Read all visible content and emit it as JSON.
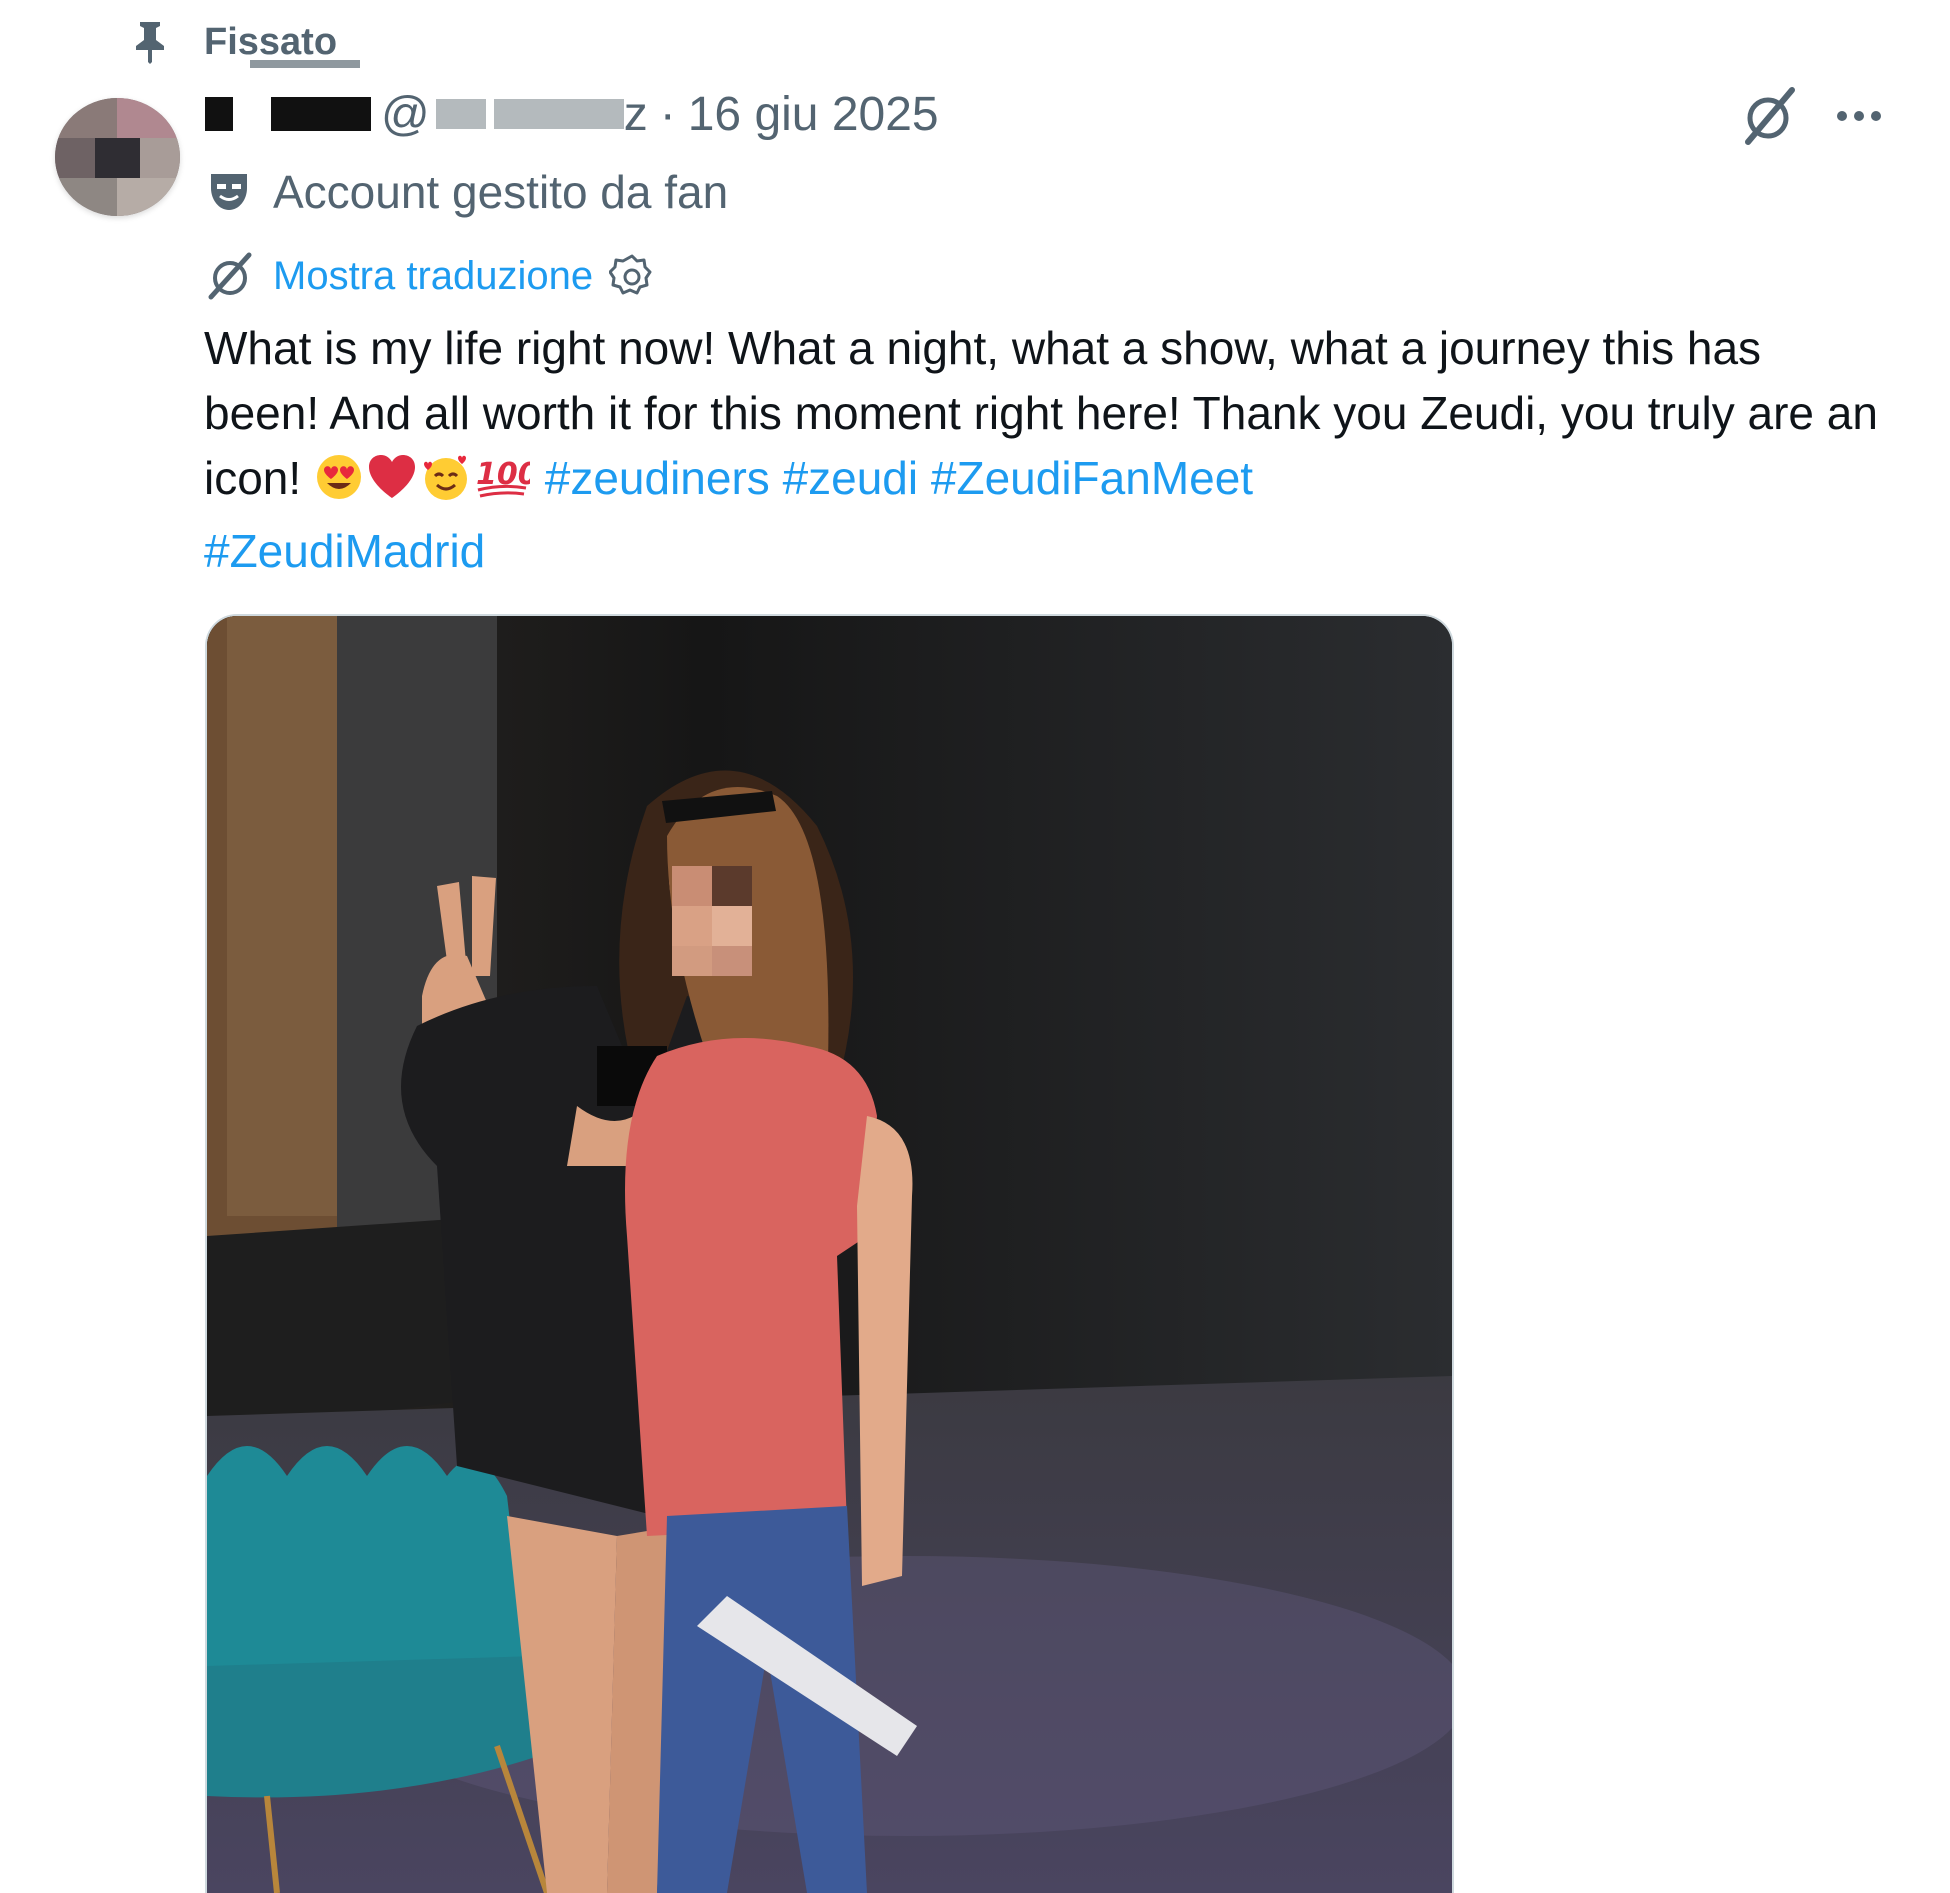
{
  "pinned": {
    "label": "Fissato",
    "icon": "pin-icon"
  },
  "author": {
    "handle_prefix": "@",
    "handle_suffix": "z",
    "separator": "·",
    "date": "16 giu 2025",
    "avatar_icon": "avatar"
  },
  "actions": {
    "grok_icon": "grok-icon",
    "more_icon": "more-icon"
  },
  "fan_account": {
    "label": "Account gestito da fan",
    "icon": "fan-mask-icon"
  },
  "translation": {
    "label": "Mostra traduzione",
    "icon": "translate-icon",
    "settings_icon": "gear-icon"
  },
  "tweet": {
    "text": "What is my life right now! What a night, what a show, what a journey this has been! And all worth it for this moment right here! Thank you Zeudi, you truly are an icon!",
    "emojis": [
      "heart-eyes-emoji",
      "red-heart-emoji",
      "smiling-face-with-hearts-emoji",
      "hundred-points-emoji"
    ],
    "hashtags": [
      "#zeudiners",
      "#zeudi",
      "#ZeudiFanMeet",
      "#ZeudiMadrid"
    ]
  },
  "colors": {
    "link": "#1d9bf0",
    "secondary": "#536471",
    "text": "#0f1419"
  },
  "media": {
    "type": "photo",
    "icon": "photo-image"
  }
}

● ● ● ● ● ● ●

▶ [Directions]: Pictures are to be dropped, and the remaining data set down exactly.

▶ [Written answer]:
Read all visible content and emit it as JSON.
{
  "pinned": {
    "label": "Fissato",
    "icon": "pin-icon"
  },
  "author": {
    "handle_prefix": "@",
    "handle_suffix": "z",
    "separator": "·",
    "date": "16 giu 2025",
    "avatar_icon": "avatar"
  },
  "actions": {
    "grok_icon": "grok-icon",
    "more_icon": "more-icon"
  },
  "fan_account": {
    "label": "Account gestito da fan",
    "icon": "fan-mask-icon"
  },
  "translation": {
    "label": "Mostra traduzione",
    "icon": "translate-icon",
    "settings_icon": "gear-icon"
  },
  "tweet": {
    "text": "What is my life right now! What a night, what a show, what a journey this has been! And all worth it for this moment right here! Thank you Zeudi, you truly are an icon!",
    "emojis": [
      "heart-eyes-emoji",
      "red-heart-emoji",
      "smiling-face-with-hearts-emoji",
      "hundred-points-emoji"
    ],
    "hashtags": [
      "#zeudiners",
      "#zeudi",
      "#ZeudiFanMeet",
      "#ZeudiMadrid"
    ]
  },
  "colors": {
    "link": "#1d9bf0",
    "secondary": "#536471",
    "text": "#0f1419"
  },
  "media": {
    "type": "photo",
    "icon": "photo-image"
  }
}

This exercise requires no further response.